Piano Sonata in C minor, D958
Piano Sonata in C, D812 (Grand Duo)
Imogen Cooper (piano) [D958]
Imogen Cooper & Paul Lewis (pianos)
Reviewed by: Ben Hogwood
Reviewed: 5 September, 2013
Venue: Royal Albert Hall, London
Imogen Cooper and Paul Lewis are close friends, with Alfred Brendel mutual, for whom the music of Schubert is held dear. With the composer’s music lending itself to late-night listening, this was an ideal match of musicians and repertoire.
Cooper began with the C minor Piano Sonata, explaining in the programme that she chose this piece above its two companions (D959 & D960) for its greater projection in a big venue. That was certainly the case with the crunch of the opening chords, and it was helpful to have the first-movement exposition repeat observed to give the ear time to fully adjust to the sound of a solo piano in the Royal Albert Hall.
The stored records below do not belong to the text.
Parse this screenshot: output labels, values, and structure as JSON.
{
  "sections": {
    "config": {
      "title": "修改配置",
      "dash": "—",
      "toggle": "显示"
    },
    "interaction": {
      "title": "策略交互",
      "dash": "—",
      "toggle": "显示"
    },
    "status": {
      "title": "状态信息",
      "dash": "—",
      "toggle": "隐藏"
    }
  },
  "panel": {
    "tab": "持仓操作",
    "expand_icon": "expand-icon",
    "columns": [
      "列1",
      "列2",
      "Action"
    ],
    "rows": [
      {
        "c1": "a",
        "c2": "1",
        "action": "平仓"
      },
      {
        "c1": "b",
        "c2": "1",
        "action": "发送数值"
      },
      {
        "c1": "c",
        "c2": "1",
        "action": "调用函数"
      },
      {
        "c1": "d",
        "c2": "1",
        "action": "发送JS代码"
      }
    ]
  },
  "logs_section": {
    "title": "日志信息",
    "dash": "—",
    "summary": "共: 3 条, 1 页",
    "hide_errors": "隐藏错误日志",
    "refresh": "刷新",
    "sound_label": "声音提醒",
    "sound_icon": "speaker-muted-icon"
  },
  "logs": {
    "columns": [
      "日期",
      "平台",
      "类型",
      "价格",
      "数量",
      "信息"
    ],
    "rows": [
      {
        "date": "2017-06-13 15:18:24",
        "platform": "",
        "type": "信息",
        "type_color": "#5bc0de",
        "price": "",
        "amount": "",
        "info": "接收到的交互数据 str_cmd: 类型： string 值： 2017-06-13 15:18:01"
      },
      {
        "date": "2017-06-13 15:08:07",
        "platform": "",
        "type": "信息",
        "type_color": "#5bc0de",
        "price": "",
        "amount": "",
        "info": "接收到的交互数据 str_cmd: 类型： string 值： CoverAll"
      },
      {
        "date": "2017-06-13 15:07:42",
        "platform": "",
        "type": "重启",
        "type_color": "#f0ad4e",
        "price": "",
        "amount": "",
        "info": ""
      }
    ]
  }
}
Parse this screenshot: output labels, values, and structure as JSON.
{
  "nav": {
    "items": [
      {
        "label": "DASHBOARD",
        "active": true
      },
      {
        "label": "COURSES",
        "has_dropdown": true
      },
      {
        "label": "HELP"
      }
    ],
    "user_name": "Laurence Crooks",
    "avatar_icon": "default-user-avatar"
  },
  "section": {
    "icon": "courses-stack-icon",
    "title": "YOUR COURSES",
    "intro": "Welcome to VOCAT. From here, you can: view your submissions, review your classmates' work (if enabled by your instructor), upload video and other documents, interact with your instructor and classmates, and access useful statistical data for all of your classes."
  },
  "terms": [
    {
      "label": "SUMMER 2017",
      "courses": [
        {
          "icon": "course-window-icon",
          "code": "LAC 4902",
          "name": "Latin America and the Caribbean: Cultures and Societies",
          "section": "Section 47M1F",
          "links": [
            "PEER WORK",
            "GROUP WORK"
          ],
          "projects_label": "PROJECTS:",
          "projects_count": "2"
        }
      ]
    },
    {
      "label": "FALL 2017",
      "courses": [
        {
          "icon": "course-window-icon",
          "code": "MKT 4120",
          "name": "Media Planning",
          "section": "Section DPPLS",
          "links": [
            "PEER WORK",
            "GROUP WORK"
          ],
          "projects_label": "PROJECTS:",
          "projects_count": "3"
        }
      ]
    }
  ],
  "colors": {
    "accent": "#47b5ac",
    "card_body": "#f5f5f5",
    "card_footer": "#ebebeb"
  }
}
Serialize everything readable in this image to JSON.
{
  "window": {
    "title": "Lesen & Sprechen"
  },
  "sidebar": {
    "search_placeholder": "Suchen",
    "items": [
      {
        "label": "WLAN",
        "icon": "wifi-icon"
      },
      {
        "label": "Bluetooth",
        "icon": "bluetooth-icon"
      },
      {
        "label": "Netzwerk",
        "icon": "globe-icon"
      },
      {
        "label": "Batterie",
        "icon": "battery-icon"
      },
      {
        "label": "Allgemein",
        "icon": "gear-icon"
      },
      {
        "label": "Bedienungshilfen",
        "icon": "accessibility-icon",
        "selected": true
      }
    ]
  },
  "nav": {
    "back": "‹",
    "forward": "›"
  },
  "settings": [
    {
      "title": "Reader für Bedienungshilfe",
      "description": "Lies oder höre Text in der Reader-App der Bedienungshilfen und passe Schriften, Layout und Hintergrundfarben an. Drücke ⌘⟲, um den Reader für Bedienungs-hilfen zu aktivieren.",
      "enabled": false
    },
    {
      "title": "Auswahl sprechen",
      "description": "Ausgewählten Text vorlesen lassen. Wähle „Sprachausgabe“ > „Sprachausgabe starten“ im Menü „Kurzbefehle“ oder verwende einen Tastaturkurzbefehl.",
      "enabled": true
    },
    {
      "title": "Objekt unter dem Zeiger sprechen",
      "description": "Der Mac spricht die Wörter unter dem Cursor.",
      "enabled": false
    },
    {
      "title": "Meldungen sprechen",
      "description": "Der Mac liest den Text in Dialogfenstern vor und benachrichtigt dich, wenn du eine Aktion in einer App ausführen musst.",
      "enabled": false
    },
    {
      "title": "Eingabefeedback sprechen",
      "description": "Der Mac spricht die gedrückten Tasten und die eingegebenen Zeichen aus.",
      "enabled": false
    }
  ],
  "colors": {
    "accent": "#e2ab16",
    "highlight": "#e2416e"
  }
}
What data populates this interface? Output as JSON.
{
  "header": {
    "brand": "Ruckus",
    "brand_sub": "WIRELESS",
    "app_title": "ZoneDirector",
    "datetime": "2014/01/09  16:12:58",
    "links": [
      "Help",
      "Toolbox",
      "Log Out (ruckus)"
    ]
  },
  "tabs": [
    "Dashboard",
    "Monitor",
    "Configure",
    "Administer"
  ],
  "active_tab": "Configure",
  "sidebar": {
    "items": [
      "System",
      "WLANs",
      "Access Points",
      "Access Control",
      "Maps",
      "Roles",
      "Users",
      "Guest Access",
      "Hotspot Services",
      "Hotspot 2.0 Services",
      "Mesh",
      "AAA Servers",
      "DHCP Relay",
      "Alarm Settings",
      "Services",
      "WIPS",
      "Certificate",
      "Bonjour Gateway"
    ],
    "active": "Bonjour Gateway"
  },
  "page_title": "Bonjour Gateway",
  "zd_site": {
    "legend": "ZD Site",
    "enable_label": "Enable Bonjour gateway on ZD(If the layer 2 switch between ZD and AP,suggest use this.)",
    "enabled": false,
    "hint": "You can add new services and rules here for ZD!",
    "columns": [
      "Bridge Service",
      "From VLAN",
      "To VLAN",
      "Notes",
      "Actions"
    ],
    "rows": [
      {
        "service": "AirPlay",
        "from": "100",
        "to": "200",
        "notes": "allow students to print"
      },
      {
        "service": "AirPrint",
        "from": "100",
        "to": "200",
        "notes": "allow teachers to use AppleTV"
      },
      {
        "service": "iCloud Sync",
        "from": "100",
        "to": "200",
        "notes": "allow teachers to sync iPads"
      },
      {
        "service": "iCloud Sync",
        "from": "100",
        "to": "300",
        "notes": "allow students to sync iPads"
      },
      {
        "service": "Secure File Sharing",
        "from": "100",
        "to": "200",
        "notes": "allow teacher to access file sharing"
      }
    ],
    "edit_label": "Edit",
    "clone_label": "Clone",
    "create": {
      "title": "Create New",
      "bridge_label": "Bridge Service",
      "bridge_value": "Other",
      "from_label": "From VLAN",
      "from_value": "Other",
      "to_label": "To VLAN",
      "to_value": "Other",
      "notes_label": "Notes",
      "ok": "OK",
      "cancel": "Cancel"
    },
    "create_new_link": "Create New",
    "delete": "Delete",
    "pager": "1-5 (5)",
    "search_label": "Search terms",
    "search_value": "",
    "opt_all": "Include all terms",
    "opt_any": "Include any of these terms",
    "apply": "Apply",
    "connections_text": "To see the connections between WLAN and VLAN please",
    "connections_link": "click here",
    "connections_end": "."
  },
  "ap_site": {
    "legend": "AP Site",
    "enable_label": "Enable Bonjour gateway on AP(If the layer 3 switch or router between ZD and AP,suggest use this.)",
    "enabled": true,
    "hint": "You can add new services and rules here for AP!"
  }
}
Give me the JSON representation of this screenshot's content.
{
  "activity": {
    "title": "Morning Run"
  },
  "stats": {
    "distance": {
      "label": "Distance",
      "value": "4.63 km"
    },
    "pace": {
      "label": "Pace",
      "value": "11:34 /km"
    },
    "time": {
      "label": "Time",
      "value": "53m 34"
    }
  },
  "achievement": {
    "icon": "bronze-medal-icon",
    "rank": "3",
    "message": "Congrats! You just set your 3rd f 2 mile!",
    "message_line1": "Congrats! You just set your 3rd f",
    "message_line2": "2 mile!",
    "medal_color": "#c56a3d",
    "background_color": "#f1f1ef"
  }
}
Cooper’s volume was just right, and when the music was quieter, the (thankfully) attentive audience leaned in to listen. Cooper’s phrasing was exquisite, the right hand octaves given as if floating on a soft breeze. In her reading, there were very slight degrees of rubato, which were integral to the success of both the Adagio and the following scherzo-like Minuet, which Cooper combined without as much as a pause for breath. Despite the acoustic, her clarity in the finale was beyond reproach; Schubert’s private soundworld accessed with dignity but also with revealing insights into the torture and twisted thoughts behind this work.
The ‘Grand Duo’ is one of Schubert’s biggest works for piano/four hands, but Cooper and Paul Lewis opted to play it on two pianos so that each could use the pedals. The piece is notably less ‘domestic’ than other works Schubert wrote for this medium; it’s on an orchestral scale, which Joseph Joachim made reality when arranging it in 1855. Symphonic it certainly was here, although both pianists were at pains to keep the intimate discourse of Schubert’s melodies. Imposing gestures did appear, most notably in the hunting fanfares of the third movement, but the trio took a very different turn, mysterious and elusive as a frown descended over the music’s countenance. From the off, things had been amicable, the music having moved to C major. Cooper and Lewis interpreted the first-movement Allegro moderato as closer to the Andante of the second, but thanks to concentrated delivery the pianists ensured success. In the finale Cooper in particular enjoyed the staccato delivery of the folksy tune, the music tripping along with joyous freedom. The friends delighted in the intimacy of their music-making, almost unaware that there was an audience eavesdropping on their every note!